The MGCC T Register secretary was able to tell me that this car had been recently sold to a new owner and was kind enough to put me in touch with Mike Bartell in Doylestown PA. And yes – the yellow car’s registration was confirmed as JPA 847 and the published number had been corrupted with a typo. Mike was overjoyed to find someone who was able to provide a history of the car from 50 years ago, with pictures and a movie made at the time. The car itself was now in Ohio starting a complete rebuild with Tom Metcalf who runs Safety Fast! Restoration. According to Tom, the car was in an advanced state of decay and starting from the chassis up, there was a great deal to do.
Mike Bartell had already researched as much as he could on the car and he had the name of the lady owner who bought it from Eileen and had a similar note of the previous owner’s name from whom the car had been destined to be scrapped. This name had never featured in our original restoration. It simply had not been of interest.
The journeyman took up the challenge to trace this earlier owner and after several blind alleys traced a retired gentleman in Bearsden – only a mile from where Eileen presently lives! To say he was startled to hear news of his own student day car was an understatement. He was able to provide a photo of himself as a young man with the car which he had used to travel from Dundee to St. Andrews to pursue his studies.
The restoration was planned to be completed in September 2015 and Mike Bartell carried on his correspondence with Scotland and with news of progress on the car. Then in early 2016, Mike was able to bring the completed car home to Doylestown and begin to show the car at events in the States, where unsurprisingly, it has gone on to win several prizes.
Just prior to its completion the gentleman in Bearsden passed away suddenly and it was a great disappointment to Mike and to everyone involved, that he did not live to see his old car completed.

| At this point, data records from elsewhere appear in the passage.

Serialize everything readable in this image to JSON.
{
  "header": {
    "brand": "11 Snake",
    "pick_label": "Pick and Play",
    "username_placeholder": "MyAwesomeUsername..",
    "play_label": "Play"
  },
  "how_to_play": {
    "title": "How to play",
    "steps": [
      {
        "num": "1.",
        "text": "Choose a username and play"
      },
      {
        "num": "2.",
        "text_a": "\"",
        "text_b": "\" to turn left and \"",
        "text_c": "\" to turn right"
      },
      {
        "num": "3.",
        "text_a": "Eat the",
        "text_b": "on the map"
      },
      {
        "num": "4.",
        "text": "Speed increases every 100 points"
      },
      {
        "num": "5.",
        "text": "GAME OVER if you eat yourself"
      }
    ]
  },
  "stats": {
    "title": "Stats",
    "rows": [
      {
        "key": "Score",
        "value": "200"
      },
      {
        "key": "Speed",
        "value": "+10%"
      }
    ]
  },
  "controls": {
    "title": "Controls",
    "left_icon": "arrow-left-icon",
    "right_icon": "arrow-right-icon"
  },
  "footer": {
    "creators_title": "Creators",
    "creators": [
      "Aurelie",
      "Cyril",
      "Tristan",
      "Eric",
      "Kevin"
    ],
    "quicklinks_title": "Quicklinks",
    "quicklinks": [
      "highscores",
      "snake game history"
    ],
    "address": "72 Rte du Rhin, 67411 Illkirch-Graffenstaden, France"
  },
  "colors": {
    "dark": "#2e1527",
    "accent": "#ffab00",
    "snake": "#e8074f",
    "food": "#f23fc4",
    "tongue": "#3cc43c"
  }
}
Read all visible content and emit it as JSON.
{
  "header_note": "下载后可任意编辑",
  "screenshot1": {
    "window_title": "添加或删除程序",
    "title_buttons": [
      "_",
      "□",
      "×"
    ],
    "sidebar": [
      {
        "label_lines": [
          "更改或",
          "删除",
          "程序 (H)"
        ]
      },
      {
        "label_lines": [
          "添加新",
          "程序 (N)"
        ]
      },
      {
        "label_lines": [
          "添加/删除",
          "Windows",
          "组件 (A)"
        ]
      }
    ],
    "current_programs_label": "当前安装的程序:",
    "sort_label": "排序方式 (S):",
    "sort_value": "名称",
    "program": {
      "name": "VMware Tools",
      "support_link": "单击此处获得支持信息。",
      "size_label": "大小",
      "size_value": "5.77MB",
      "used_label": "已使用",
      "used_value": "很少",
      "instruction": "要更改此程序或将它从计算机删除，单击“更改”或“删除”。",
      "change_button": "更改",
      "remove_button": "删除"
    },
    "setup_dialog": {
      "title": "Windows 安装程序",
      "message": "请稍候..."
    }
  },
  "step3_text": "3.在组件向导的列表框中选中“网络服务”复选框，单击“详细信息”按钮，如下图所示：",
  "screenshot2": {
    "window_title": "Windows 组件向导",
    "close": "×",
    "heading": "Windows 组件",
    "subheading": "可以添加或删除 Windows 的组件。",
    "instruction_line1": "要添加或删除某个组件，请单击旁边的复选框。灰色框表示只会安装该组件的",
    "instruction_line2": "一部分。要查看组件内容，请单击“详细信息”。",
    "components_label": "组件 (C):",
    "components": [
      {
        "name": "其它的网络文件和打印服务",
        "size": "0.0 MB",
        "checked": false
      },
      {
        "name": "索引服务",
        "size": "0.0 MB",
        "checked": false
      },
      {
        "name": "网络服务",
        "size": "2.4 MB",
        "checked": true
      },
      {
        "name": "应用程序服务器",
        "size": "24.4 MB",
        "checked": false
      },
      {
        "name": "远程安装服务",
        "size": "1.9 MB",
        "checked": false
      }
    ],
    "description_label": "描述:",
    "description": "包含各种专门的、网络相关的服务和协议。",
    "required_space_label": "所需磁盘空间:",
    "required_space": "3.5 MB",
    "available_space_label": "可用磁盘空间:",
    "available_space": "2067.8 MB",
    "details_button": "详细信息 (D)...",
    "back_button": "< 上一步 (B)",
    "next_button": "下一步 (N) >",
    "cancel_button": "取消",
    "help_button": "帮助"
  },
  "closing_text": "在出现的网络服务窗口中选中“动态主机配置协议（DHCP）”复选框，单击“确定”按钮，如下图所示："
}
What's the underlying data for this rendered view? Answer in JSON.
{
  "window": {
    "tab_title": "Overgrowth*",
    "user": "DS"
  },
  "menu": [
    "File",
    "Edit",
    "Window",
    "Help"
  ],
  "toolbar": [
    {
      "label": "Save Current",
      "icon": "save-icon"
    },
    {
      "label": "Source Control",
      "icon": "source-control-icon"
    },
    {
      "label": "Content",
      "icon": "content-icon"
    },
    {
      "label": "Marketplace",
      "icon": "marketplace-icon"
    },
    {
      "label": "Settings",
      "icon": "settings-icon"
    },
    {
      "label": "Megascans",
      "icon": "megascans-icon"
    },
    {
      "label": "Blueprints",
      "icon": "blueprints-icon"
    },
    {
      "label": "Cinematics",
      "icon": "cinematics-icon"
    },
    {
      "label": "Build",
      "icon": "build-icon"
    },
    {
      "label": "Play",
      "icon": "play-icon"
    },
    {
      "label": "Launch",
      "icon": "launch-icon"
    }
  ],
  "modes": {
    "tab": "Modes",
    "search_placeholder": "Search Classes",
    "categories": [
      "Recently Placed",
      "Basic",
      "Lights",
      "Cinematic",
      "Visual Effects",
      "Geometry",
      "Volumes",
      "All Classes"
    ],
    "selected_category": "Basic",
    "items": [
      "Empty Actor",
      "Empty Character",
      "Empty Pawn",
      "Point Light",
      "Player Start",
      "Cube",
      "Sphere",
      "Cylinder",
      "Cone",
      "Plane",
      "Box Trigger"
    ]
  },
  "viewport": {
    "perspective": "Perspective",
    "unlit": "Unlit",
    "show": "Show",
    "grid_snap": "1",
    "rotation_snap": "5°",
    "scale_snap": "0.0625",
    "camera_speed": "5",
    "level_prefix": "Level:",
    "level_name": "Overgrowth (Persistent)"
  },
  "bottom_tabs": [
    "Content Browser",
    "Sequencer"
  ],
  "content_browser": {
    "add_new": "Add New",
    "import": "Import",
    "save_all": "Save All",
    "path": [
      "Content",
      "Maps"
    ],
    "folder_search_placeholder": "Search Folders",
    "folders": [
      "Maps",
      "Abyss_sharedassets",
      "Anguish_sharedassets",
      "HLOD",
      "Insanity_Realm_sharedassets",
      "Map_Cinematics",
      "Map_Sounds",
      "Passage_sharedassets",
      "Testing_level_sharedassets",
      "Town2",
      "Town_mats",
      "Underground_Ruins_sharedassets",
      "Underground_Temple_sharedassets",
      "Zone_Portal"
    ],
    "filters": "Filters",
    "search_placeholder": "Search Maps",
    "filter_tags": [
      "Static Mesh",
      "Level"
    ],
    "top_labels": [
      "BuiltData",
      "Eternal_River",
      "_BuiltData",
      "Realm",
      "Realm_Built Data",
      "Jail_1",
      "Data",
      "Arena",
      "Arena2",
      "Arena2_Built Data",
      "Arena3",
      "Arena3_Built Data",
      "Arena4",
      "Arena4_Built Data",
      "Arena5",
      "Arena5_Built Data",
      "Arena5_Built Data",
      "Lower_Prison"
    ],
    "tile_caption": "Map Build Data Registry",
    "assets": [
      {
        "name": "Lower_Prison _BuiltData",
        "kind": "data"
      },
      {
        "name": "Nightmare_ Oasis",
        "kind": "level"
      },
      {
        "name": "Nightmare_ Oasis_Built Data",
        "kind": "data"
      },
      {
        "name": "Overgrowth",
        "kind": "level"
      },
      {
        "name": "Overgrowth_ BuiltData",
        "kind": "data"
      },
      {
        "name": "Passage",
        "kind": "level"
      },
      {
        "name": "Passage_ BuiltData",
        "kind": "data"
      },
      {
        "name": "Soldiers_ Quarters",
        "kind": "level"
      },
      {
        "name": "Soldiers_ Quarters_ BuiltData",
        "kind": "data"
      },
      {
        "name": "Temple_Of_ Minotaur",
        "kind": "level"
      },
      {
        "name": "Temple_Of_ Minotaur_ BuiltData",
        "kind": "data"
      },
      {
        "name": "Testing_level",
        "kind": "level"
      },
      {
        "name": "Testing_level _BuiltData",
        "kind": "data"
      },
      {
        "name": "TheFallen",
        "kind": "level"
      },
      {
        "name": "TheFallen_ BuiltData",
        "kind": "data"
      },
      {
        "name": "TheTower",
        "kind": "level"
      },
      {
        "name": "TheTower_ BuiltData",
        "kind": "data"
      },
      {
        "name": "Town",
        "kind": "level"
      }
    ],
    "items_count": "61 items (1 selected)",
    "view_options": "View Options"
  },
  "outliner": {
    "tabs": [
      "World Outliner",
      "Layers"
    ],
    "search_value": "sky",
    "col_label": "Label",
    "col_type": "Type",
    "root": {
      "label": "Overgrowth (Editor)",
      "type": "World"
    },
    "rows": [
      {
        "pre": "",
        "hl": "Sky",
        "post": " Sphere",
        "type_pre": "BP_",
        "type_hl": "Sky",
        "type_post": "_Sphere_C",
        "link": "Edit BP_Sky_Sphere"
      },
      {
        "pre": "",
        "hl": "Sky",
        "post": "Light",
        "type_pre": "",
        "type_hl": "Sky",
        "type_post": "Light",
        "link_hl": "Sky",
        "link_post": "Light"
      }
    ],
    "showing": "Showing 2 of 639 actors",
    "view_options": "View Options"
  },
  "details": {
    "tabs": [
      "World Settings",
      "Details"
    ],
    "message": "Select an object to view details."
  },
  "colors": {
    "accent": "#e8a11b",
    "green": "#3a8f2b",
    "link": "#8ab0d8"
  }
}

From the picture of the green/green T-Type, ‘anoraks’ will note that Mike chose to fit a double spare wheel carrier to the rear and also a rather fine pair of headlamps. This may not sit comfortably with those for whom originality is the be-all and end-all, but it has produced a rather fine looking TB, for which Mike now has a good file of history.
Mike Bartell would love to bring the TB to the UK on a visit and I daresay the car might feel quite at home parked outside the University in St. Andrews.
The Flying Lady mascot is well looked after these days in a place of prominence, with Eileen in Bearsden.
JPA 847 still has its Hartfords.
“Quality never goes out of style” is the theme by which Tom Metcalf’s company lives by and it is admirably demonstrated by these ‘shots’ of TB0274. http://www.safetyfastrestoration.com